-------- Exercise inputs --------

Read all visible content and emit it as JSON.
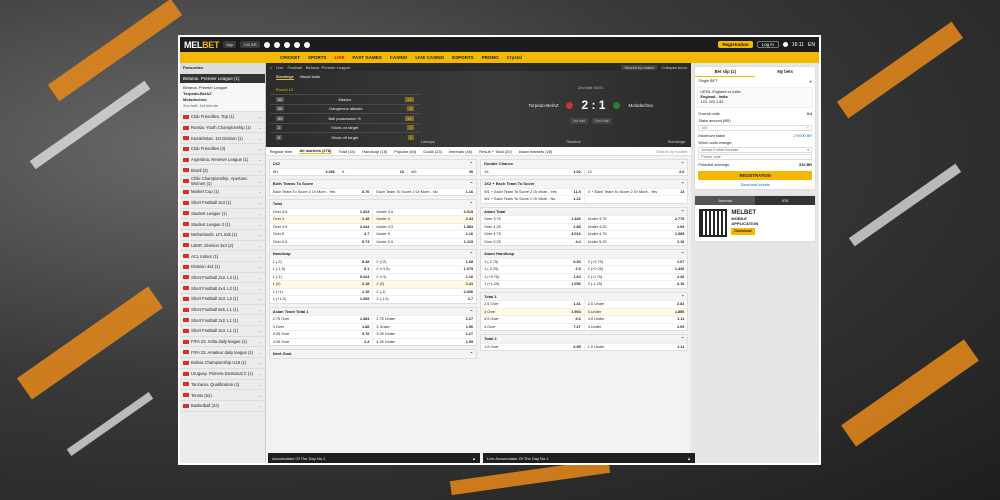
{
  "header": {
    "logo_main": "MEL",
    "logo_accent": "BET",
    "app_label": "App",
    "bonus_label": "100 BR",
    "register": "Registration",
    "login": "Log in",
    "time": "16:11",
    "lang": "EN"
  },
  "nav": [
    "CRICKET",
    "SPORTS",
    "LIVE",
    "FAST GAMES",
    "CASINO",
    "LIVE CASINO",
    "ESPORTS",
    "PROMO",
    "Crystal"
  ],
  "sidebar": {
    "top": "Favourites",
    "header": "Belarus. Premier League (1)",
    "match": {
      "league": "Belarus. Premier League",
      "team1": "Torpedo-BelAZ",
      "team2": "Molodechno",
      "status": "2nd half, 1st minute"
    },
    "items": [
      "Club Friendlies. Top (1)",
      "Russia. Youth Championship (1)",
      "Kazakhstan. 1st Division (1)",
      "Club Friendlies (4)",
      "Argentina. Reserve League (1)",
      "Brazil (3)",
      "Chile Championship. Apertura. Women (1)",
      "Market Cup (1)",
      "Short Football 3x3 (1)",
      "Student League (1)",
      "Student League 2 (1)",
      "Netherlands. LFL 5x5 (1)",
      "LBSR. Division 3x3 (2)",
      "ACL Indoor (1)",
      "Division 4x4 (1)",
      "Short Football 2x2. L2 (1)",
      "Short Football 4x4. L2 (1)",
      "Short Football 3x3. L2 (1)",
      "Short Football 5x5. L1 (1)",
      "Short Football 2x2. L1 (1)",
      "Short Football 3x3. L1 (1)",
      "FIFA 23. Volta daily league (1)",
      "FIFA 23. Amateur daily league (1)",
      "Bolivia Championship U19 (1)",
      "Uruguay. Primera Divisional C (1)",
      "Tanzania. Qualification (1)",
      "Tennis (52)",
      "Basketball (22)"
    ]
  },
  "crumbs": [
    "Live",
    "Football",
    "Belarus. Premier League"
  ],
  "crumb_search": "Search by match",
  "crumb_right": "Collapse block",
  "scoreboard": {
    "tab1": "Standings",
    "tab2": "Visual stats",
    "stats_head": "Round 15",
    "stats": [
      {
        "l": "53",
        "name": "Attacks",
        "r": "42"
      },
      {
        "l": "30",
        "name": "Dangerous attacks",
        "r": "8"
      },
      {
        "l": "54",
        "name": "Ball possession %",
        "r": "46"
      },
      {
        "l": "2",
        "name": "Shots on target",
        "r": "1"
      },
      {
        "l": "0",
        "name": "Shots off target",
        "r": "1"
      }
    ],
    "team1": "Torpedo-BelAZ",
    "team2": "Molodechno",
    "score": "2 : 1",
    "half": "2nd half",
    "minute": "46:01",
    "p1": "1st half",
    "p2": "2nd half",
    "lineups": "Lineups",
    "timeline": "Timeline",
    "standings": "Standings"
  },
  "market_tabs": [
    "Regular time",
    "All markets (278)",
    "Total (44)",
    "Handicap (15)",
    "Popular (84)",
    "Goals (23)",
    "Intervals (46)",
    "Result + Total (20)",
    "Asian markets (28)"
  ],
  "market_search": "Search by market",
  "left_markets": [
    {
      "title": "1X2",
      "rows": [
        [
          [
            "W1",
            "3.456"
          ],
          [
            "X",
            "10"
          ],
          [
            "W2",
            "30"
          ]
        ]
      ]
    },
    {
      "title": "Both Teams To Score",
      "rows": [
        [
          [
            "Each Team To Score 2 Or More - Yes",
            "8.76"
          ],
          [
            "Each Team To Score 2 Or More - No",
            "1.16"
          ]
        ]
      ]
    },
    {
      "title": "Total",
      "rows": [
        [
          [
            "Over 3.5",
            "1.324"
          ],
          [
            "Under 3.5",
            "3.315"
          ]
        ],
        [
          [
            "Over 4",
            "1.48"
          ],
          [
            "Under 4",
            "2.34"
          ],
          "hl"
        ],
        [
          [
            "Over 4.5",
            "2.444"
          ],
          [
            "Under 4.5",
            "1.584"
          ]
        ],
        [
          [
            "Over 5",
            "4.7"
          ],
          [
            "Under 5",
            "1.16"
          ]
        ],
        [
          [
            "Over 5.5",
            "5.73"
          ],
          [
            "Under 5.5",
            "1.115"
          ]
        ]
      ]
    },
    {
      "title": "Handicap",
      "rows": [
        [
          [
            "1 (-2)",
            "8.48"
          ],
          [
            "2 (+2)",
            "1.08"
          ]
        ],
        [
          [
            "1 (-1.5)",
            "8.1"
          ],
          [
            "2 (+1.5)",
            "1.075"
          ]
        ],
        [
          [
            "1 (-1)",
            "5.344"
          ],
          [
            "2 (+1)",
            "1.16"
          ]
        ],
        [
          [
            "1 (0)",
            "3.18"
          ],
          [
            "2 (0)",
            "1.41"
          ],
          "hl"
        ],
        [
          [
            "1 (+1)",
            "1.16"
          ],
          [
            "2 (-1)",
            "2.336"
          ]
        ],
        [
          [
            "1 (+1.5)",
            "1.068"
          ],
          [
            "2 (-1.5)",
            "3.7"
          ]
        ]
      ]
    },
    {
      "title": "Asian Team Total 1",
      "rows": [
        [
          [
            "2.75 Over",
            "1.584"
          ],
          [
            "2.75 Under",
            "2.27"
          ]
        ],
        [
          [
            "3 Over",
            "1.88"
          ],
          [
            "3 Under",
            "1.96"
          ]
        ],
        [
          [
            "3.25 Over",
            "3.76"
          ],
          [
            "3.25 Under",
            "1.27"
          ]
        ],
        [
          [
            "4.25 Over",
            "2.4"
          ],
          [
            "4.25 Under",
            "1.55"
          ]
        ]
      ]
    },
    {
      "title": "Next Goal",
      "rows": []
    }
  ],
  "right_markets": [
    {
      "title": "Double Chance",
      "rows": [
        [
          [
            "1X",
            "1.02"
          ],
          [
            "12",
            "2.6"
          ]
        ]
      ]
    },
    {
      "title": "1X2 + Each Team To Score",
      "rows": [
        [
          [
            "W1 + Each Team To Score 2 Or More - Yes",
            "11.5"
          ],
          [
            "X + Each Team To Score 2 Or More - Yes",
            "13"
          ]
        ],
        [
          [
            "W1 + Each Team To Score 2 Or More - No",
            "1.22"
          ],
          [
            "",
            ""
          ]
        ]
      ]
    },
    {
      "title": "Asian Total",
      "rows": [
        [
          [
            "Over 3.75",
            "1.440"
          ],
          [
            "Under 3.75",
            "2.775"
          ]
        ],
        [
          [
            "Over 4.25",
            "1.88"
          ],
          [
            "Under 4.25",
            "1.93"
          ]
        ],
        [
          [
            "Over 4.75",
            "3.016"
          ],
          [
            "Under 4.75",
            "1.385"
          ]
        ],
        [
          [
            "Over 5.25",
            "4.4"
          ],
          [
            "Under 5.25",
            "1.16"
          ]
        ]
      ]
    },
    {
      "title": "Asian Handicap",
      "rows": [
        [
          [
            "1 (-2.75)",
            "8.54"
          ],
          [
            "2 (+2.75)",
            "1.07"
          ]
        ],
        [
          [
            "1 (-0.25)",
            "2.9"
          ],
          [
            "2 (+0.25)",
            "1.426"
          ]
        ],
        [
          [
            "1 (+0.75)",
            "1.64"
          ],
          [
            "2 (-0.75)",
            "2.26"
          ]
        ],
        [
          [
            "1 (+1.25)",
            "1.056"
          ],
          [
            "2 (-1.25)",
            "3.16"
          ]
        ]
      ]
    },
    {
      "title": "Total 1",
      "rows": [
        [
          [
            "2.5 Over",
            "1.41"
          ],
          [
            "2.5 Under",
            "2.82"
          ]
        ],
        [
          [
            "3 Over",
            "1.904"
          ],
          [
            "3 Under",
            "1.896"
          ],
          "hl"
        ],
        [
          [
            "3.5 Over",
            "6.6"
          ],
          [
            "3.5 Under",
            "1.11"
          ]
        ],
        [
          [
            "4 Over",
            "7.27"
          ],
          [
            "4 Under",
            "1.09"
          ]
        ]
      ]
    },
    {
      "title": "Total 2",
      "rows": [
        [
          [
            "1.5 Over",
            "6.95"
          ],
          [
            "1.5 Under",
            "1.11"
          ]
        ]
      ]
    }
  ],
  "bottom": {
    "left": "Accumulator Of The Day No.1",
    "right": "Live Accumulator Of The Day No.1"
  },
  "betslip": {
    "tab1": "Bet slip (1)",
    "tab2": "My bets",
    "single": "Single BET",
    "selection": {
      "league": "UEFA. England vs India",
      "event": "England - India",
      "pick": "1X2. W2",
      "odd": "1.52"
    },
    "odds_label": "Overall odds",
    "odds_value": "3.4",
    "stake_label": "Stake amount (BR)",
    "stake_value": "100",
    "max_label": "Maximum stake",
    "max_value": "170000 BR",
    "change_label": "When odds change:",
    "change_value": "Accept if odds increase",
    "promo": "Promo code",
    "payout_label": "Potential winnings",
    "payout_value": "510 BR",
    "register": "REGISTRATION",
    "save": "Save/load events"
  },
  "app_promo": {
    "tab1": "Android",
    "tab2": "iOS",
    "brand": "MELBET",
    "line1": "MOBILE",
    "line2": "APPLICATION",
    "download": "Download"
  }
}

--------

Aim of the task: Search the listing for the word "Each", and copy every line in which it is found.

Solution for this problem:
            "Each Team To Score 2 Or More - Yes",
            "Each Team To Score 2 Or More - No",
      "title": "1X2 + Each Team To Score",
            "W1 + Each Team To Score 2 Or More - Yes",
            "X + Each Team To Score 2 Or More - Yes",
            "W1 + Each Team To Score 2 Or More - No",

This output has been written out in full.